flare, as defined by the initiation of synovitis and focal erosion, occurs in select joints during a chronic-systemic autoimmune disease remains an enigma.
Learn more about Inflammatory-Erosive Arthritis, Arthritic Flare, and Bone Marrow Edema
Although improvements in surgical technique and aggressive antibiotic prophylaxis have decreased the infection rate following orthopaedic implant surgery to 1-5%, osteomyelitis (OM) remains a serious problem and appears to be on the rise from minimally invasive surgery. The significance of this resurgence, 80% of which is due to Staphylococcus aureus, is amplified by the fact that ˜50% of clinical isolates are methicillin resistant S. aureus (MRSA).
Learn more about Bone Infection and MRSA Vaccine
Although most bone fractures have remarkable reparative potential to heal common injuries on their own, or with well establish clinical interventions, the same is not true for large segmental defects caused by trauma or bone cancers. To address these major unmet clinical need, we proposed a
Revitalizing Allograft solution.
Learn more about Bone Repair and Regeneration
Although total joint replacement (TJR) is amongst the most successful and beneficial medical procedures to date, long-term outcomes continue to suffer from aseptic loosening secondary to periprosthetic osteolysis. Extensive research over the last two decades has elucidated a central mechanism for osteolysis, in which wear debris generated from the implant stimulates inflammatory cells to promote osteoclastogenesis and bone resorption.
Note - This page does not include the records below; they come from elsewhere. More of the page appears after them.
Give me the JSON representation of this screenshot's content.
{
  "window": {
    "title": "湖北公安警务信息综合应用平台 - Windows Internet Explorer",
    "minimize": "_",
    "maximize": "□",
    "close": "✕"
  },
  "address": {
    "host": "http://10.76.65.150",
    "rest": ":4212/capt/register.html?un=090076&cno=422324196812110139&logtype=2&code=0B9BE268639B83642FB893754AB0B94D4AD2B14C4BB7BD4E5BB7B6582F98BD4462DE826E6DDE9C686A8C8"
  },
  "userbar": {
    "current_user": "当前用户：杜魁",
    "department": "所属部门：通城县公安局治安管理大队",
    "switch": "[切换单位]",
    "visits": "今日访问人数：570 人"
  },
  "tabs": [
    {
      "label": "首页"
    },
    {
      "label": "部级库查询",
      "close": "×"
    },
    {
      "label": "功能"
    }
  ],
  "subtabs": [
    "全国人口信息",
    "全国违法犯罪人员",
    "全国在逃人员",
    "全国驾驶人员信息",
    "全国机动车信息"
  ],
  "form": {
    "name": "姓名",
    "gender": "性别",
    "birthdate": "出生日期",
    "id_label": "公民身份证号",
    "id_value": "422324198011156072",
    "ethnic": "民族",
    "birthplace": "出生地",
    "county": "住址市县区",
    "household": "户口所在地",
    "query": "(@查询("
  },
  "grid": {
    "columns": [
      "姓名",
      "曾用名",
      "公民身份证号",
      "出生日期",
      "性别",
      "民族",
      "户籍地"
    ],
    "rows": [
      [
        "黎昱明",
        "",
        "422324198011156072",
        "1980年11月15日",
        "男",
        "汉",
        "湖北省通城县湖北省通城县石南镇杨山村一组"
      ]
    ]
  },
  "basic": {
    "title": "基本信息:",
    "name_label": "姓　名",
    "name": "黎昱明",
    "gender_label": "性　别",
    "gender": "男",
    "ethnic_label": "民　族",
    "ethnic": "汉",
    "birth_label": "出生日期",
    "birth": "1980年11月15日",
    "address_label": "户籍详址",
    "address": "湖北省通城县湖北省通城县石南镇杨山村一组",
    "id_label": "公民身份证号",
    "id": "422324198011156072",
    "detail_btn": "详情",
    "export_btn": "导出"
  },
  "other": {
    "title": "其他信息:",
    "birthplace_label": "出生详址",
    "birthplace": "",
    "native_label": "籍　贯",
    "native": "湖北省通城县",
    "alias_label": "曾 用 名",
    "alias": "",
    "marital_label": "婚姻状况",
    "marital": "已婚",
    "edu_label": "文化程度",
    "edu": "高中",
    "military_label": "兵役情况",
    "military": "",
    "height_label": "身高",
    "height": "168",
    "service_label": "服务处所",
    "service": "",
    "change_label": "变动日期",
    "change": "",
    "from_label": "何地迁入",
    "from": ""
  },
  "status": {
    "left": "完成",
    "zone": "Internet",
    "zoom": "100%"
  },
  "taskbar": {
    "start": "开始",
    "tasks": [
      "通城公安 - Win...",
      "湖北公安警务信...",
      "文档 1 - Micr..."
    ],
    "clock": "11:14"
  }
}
Learn more about Wear Debris-Induced Osteolysis and Aseptic Loosening of Total Joint Replacements